Different types of banking options are available to us. Depending on the individual or company, banking services vary. The retail banking model is geared for the general public, with bank branches located across a city that deals with retail consumers on a daily basis. Corporate banking, on the other hand, assists firms in raising capital, giving credit, and providing guidance. It provides corporate houses with customized credit that is tailored to their individual demands. A bank can engage in a variety of activities, such as retail banking, corporate banking, merchant banking, investment banking, wealth management, credit management, and so on.
What is Retail Banking?
Retail banking is a type of financial service that is available to the general public.

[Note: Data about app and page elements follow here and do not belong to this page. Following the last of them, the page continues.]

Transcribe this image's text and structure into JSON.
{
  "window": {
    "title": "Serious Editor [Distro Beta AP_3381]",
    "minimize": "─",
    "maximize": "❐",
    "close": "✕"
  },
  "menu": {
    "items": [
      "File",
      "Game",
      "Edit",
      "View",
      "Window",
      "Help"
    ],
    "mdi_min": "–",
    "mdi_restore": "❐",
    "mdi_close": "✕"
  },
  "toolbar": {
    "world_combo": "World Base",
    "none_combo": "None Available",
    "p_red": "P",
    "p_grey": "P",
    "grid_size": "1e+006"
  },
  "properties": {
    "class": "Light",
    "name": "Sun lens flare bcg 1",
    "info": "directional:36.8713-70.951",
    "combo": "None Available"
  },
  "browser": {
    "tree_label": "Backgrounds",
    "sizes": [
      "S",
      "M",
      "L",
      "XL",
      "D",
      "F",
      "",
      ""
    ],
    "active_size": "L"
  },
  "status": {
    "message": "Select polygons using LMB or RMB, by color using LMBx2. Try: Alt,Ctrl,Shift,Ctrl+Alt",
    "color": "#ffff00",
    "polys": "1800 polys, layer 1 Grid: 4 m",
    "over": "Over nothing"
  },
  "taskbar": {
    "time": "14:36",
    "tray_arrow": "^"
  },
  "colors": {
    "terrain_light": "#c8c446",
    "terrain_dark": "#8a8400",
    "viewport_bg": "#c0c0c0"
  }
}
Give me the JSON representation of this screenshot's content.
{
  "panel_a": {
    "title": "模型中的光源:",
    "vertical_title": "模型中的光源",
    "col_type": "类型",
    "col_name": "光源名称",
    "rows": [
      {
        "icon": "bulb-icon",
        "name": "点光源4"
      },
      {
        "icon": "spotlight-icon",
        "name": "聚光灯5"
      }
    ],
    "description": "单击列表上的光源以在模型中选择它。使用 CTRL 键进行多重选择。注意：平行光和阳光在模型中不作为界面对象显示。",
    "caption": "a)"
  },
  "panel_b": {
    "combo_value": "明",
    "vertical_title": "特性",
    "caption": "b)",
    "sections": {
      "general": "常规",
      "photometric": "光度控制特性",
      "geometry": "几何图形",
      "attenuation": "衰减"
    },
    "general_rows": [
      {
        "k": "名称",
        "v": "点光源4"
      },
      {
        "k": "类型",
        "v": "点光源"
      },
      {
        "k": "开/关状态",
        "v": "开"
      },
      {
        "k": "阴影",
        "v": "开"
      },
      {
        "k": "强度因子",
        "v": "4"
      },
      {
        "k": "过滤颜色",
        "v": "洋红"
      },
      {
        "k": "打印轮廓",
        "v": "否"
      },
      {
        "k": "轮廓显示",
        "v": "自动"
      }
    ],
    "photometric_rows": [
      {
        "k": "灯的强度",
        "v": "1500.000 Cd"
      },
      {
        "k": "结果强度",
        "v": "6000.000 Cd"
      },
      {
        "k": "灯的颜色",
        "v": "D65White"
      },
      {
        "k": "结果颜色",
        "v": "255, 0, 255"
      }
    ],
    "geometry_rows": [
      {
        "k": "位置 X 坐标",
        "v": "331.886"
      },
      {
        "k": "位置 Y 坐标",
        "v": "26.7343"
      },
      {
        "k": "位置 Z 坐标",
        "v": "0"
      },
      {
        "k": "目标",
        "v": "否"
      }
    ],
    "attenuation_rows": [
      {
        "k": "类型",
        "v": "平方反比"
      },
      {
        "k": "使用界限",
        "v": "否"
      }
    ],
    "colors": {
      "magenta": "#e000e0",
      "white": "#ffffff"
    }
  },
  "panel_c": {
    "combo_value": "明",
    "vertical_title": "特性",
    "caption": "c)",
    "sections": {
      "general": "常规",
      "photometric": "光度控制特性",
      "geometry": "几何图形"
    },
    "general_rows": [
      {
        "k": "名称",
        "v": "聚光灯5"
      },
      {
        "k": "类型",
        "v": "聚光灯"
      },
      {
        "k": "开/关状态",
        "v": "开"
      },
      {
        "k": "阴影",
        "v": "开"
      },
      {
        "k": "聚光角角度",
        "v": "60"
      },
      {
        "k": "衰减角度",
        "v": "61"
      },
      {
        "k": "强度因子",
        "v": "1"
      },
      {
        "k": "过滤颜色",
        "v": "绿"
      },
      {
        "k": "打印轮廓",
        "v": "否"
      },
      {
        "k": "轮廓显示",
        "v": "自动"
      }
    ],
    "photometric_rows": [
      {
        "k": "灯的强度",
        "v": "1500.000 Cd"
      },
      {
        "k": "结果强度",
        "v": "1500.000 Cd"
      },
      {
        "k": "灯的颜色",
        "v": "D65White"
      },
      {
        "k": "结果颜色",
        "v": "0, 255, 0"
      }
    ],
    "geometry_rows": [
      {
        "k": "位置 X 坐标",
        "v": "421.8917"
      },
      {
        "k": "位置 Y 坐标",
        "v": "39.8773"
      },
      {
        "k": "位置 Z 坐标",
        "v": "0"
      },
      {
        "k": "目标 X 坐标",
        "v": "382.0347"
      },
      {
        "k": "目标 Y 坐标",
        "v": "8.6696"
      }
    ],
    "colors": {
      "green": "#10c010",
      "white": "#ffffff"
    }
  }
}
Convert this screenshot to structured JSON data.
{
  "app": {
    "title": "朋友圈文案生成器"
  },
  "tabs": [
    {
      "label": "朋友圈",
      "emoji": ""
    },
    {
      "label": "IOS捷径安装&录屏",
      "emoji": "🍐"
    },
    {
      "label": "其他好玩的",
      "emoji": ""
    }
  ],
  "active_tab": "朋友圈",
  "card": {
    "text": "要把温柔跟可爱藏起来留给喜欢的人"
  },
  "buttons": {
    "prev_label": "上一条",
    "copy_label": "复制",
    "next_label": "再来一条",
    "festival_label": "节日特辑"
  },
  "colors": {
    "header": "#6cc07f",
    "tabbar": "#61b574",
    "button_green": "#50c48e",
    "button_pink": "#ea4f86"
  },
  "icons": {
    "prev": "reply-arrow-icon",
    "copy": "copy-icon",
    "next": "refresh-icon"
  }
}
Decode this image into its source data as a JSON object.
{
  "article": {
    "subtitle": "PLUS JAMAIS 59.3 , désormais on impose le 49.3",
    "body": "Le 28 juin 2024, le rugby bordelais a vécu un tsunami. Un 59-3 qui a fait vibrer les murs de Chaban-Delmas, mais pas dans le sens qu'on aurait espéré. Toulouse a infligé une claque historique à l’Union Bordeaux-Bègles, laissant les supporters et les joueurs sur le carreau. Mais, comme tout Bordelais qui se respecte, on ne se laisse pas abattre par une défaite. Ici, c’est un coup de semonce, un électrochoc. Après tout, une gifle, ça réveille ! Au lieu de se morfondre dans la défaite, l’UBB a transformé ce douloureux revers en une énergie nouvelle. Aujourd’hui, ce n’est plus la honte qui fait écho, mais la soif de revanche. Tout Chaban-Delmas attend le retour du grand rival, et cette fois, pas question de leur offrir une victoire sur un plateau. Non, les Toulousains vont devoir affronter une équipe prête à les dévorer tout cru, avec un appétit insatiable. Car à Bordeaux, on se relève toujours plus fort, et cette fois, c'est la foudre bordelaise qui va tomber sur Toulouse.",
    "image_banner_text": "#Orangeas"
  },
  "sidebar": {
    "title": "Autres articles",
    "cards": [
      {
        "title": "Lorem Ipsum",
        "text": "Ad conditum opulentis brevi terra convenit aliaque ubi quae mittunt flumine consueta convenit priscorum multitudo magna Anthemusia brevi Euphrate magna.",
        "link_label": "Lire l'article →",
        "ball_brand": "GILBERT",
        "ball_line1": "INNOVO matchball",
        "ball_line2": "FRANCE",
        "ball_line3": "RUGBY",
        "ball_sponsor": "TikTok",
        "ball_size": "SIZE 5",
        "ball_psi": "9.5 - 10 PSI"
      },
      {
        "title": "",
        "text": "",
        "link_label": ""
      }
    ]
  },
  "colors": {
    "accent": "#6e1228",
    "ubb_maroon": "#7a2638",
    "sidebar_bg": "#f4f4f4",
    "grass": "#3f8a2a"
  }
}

Consumer banking, also known as personal banking, allows customers to manage their money by providing them with basic banking services, credit, and financial counselling. Banking transforms the bank into a kiosk where customers may select and purchase the product or service they require to achieve their particular objectives. The basic banking and financial goods and services supplied by banks to customers are referred to as retail banking.
What is Corporate Banking?
It's aimed towards the business community. It's the business world on a smaller scale. It offers a wide range of services, including credit, treasury, fixed asset requirement finance, commercial services, and employer services, among others. It's a type of commercial bank that's more specialised. Corporate banking, also known as business banking, caters to a wide range of clients, from small to mid-sized local firms with a few million dollars in revenue to enormous conglomerates with billions in sales and offices all over the country.
Difference and Comparison
Difference and Comparison
|Comparison||RETAIL BANKING||CORPORATE BANKING|
|Definition||Retail Banking is a banking service provided to the general public or individual.||Corporate banking is a commercial banking facility which only deals with small or large companies and corporate bodies.|
|Products||Customers are the focus of retail banking products.||Corporate banking services are focused on the needs of businesses.|
|Clientele||The clientele of retail banking is extensive.||The customer of corporate banking is rather limited.|
|Processing cost||Low||Comparatively High|
|Transactions||Lower value of transactions||High value of transactions|
|Charges||Handling fees in retail banking are minimal.||Handling fees in business banking are greater than in retail banking|
|Loan size||Up to 5 crores||More than 5 crores|
Major Differences Between Retail and Corporate Banking
Retail Banking is a banking service provided to the general public or individual to regulate their funds in their saving account or fixed account and to perform various other day-to-day banking transactions like depositing money and opening bank account.
Corporate banking is a type of commercial banking that focuses on small and large businesses and corporations, offering services such as trade finance, derivatives, and other financial products.
Personal loans, vehicle loans, home loans, and other customer-oriented retail banking products are available.
Corporate banking is focused on the needs of businesses and can be adapted or adapted to meet specific needs, such as loan facilities.
When it comes to customer base, retail banking often attracts a huge number of customers, but corporate banking does not attract a significant number of customers but does attract affluent clients.
The processing cost in retail banking is low, whereas the processing cost in corporate banking is substantial.
Corporate banking is more profitable than the retail banking segment of the banks in terms of profitability.
Retail and corporate financial institutions are inextricably interconnected because of who they serve. Companies rely on consumers to purchase the products and services successfully, while customers rely on companies to meet the demand and/or solve a problem that cannot be simply solved by a person. Businesses and customers rely on one another to thrive, which means that retail banks and corporate banks, in theory, rely on one another to function properly.